In 2011 Apple’s IOS 5 bought in the age of the emoji. The cartoon symbols are now commonplace in digital communication, with over 60 million emojis posted on Facebook and over 5 billion emojis sent on Facebook Messenger every day.
Whatever you think of Sonny Bill Williams as a rugby player (and just about everyone has an opinion), he does have an exceptional and enviable talent for grabbing a headline. You’d think that would make him hot property for sponsors for whom one measure of success is paid-for media equivalence.
When news broke of Jacinda Ardern’s move into the Labour party’s leadership position, we used Zavy to analysethe immediate impact. Since then, all signs have pointed to this being a positive change for Labour with social media sentiment reflecting a considerable mood shift and improved results in the recent interim poll – “Jacinda Mania” seems to be catching on.
It’s been a dramatic few days in New Zealand’s political scene, with news breaking on Tuesday morning of Andrew Little’s sudden resignation and the subsequent appointment of Jacinda Ardern as the Labour party’s new leader.
2017 represents a landmark year in the evolution of digital marketing. Various reports in late 2016 and early 2017 show that at last, digital budgets are achieving parity with TV. The latest ad spending forecast by eMarketer has even suggested that in the US, digital will overtake TV ad spending this year for the first time.
2017 has started off with a bang with dramatic weather events, an increasingly heated political climate going into election year, major international relations crises, equality movements, and continued concern about where our planet is headed. We have a lot to talk about – but is this reflected in the conversations we’re having on social media?
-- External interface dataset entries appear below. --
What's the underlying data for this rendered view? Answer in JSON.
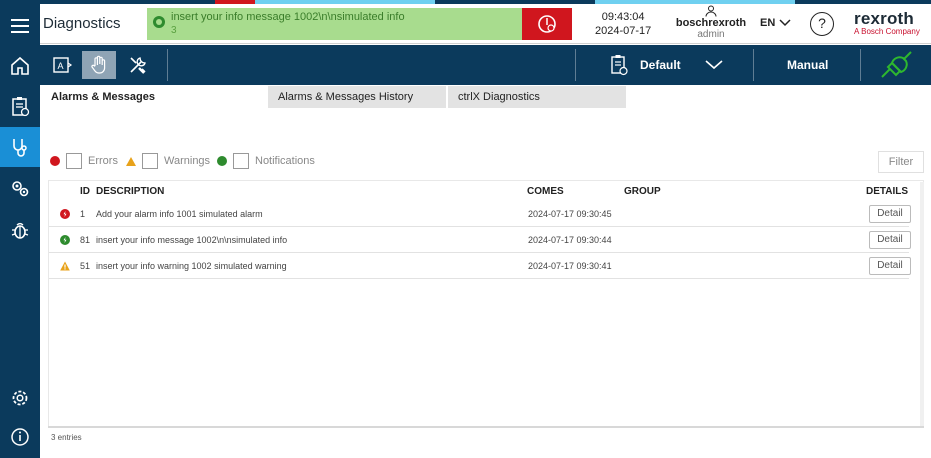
{
  "colors": {
    "sidebar_bg": "#0b3a5c",
    "sidebar_active": "#1a8fd6",
    "notification_bg": "#a8dc8e",
    "acknowledge_red": "#d0161e",
    "error": "#d0161e",
    "warning": "#e8a21a",
    "info": "#2e8b2e"
  },
  "sidebar": {
    "items": [
      {
        "icon": "home-icon"
      },
      {
        "icon": "clipboard-icon"
      },
      {
        "icon": "stethoscope-icon",
        "active": true
      },
      {
        "icon": "gears-icon"
      },
      {
        "icon": "bug-icon"
      },
      {
        "icon": "settings-icon"
      },
      {
        "icon": "info-icon"
      }
    ]
  },
  "header": {
    "title": "Diagnostics",
    "notification": {
      "text": "insert your info message 1002\\n\\nsimulated info",
      "count": "3"
    },
    "time": "09:43:04",
    "date": "2024-07-17",
    "user": {
      "name": "boschrexroth",
      "role": "admin"
    },
    "language": "EN",
    "help": "?",
    "brand": {
      "name": "rexroth",
      "subtitle": "A Bosch Company"
    }
  },
  "toolbar": {
    "profile": "Default",
    "mode": "Manual"
  },
  "tabs": [
    {
      "label": "Alarms & Messages",
      "active": true
    },
    {
      "label": "Alarms & Messages History",
      "active": false
    },
    {
      "label": "ctrlX Diagnostics",
      "active": false
    }
  ],
  "filters": {
    "errors": "Errors",
    "warnings": "Warnings",
    "notifications": "Notifications",
    "filter_button": "Filter"
  },
  "table": {
    "headers": {
      "id": "ID",
      "description": "DESCRIPTION",
      "comes": "COMES",
      "group": "GROUP",
      "details": "DETAILS"
    },
    "rows": [
      {
        "type": "error",
        "id": "1",
        "description": "Add your alarm info 1001 simulated alarm",
        "comes": "2024-07-17 09:30:45",
        "group": "",
        "detail": "Detail"
      },
      {
        "type": "info",
        "id": "81",
        "description": "insert your info message 1002\\n\\nsimulated info",
        "comes": "2024-07-17 09:30:44",
        "group": "",
        "detail": "Detail"
      },
      {
        "type": "warning",
        "id": "51",
        "description": "insert your info warning 1002 simulated warning",
        "comes": "2024-07-17 09:30:41",
        "group": "",
        "detail": "Detail"
      }
    ],
    "entries": "3 entries"
  }
}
A brand’s success is often determined by its ability to infiltrate the cultural dialogue of the time. Just think of Moët & Chandon’s role in Western party culture and celebration moments; Nike’s recent foray into global equality and ethnic diversity conversations with its ‘Pro Hijab’; the ‘This Girl Can’ campaign by Sport England to encourage women to overcome the fear of judgement that is stopping them from joining in with sports and fitness; and how Red Bull’s brand is inextricably linked with extreme sports and adrenaline-inducing activities. While some brands fade into the background, others become associated with a particular cultural movement.
Brands are just coming of age in the new collaborative economy. Like any teenager though, a lot of their actions at the moment are a bit awkward. Through those uncomfortable times, most of us learnt at some point that joining in on an existing conversation is much easier than starting your own by shouting until you get someone to pay attention. But to join in and be heard means being relevant and culturally on code, and of course the ‘on code’ bit is what brands need to work out because it is constantly changing.